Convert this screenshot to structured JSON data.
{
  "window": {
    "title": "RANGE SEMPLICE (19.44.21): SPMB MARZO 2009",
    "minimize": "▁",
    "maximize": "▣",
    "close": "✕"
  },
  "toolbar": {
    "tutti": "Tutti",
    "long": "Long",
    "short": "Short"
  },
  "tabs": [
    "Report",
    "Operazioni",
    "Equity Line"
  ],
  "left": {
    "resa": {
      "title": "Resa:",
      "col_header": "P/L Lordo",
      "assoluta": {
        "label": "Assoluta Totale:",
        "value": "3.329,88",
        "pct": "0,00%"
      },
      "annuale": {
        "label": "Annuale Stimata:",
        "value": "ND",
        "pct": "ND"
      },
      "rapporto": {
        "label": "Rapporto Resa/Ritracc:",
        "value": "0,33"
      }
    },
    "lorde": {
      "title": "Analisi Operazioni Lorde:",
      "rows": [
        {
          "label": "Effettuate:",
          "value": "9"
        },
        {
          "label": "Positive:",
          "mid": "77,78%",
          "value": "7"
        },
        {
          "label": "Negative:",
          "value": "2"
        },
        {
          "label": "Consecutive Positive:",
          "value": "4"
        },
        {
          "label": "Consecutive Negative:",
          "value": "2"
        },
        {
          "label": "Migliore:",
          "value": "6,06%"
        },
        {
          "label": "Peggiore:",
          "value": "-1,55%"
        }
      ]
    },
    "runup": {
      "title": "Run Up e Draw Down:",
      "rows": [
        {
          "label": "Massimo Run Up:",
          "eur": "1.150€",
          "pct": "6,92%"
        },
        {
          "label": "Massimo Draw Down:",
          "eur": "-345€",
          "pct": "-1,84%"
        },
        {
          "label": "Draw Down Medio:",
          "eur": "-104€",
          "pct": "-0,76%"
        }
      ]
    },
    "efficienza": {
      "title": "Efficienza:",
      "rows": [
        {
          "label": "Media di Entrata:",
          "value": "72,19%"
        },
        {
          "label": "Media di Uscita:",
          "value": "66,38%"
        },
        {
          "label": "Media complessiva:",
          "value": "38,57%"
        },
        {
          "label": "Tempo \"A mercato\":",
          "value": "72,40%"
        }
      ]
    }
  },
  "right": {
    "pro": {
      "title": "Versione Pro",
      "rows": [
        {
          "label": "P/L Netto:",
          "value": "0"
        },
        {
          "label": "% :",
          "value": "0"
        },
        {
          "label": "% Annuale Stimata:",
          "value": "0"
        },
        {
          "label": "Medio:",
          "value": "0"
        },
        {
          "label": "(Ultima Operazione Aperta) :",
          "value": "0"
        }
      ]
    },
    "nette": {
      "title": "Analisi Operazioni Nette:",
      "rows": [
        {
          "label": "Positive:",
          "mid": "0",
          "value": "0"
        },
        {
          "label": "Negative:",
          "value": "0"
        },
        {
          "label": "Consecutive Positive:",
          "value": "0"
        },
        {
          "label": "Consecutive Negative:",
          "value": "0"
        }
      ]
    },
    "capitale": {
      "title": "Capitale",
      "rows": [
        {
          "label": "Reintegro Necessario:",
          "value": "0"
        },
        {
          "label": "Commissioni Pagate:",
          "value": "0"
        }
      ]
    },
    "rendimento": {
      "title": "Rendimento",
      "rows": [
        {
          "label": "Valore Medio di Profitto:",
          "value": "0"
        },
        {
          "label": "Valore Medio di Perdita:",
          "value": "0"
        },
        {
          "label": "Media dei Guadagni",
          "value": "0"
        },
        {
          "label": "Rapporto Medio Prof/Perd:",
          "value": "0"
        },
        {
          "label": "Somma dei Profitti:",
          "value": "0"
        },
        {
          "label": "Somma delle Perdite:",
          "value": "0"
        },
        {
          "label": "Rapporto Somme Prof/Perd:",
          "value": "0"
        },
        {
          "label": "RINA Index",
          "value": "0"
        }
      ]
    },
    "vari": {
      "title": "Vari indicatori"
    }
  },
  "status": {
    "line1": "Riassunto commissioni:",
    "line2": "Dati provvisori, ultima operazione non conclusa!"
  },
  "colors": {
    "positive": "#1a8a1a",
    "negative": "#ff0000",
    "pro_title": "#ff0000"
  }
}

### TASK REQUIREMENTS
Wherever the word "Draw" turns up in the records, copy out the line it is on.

### FINISHED TASK
      "title": "Run Up e Draw Down:",
          "label": "Massimo Draw Down:",
          "label": "Draw Down Medio:",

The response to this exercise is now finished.